Barack Obama is someone nobody can leave out of a ‘most powerful/influential’ list. Ian Bremmer, president of the Eurasia group said “Even at a time when Washington is focused almost entirely on Washington, the elected leader of the world’s most powerful and influential country carries a lot of water.” Obama will try to keep out of anything too drastic for now, as domestic problems are key.
Around 20 years ago, Angela Merkel was an unknown player in German politics. However, in Helmut Kohl’s fourth and fifth cabinets, she would gain notoriety and influence. Being Kohl’s protégé, she has been solidly committed to the Eurozone as a simple step up from German reunification. However, her commitment is seen as overly harsh in certain countries and is having to play a delicate balance between domestic support, foreign distaste, and an unwillingness to compromise by certain country’s leaders in the same way that was done at the start of the crisis.
It must be said that none of the above have the same power that Putin does. True it is to say that some are at the head of stronger economies, militaries, and can hold much more influence across the world than Russia as a whole might. Nonetheless, none of them have such power concentrated in one representative.

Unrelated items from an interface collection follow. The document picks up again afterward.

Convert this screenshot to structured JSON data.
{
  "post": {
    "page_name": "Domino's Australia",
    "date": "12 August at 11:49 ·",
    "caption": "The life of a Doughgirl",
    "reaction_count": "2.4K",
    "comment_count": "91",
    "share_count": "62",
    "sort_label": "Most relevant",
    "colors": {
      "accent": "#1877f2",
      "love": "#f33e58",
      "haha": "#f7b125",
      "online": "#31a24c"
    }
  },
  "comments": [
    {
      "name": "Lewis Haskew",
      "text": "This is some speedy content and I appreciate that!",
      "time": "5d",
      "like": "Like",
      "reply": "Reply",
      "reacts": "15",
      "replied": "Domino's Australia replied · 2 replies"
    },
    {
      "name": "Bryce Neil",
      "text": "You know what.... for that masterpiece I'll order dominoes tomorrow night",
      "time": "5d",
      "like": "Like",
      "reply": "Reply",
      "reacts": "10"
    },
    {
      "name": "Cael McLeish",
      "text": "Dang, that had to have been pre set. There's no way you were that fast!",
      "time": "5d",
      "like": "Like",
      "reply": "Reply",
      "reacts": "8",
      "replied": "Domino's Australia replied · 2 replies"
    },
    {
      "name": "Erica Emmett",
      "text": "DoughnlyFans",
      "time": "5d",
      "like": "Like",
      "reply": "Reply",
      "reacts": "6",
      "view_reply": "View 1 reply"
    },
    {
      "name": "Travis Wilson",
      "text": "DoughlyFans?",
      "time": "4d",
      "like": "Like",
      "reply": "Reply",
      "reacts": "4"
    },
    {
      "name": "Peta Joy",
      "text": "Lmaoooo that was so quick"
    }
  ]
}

Whilst the modern Russia is a democracy, and the President today has nowhere near the amount of freedom as the former Soviet Premier had, Putin has inherited a position that does not have to seek consensus in order to exert power. Andrew Rahr, research director of the German-Russian forum, had this to say of Putin:
It is not official propaganda that cultivates the image of Putin as a strong leader, at least not primarily. Following the shocks of the 1990s, Russians above all wanted social guarantees, a stable economy and a strong and independent foreign policy. Putin managed to deliver on these priorities.
Competence in Russian politics is undervalued by foreign media, and Putin has shown much competency. How does this make him the world’s most powerful player though? It doesn’t, at least on its own. High approval ratings, a strong and resurgent Russia, adept political manoeuvring, and consolidated political power and alliances all make Putin the prime candidate.
Unlike other Western politicians, Putin has a comfortable majority in the polls. Unlike the current status quo, Russia has yet much more potential to gain. Unlike leaders like Jinping, Putin has proved himself comfortable with pragmatic friendships and political alliances. Unlike those who lead the powerful countries in the West, the Russian president has historically had much more constitutional power and is not at the perils of Congress/Brussels.
Putin, using the BRICS , has made it no secret his ideal of a new multipolar world order. Economic crisis striking the richest countries, and the comparative ease that the BRICS have shook it off, have furthered this goal somewhat. Last year, intervention in Syria was prevented, America was not pleased.
This year, it will take more than vetoes for the new Russia to surge, but it is doable. The coming months will highlight a discussion on the urgent need of reform in the Federation, and how this affects its potential.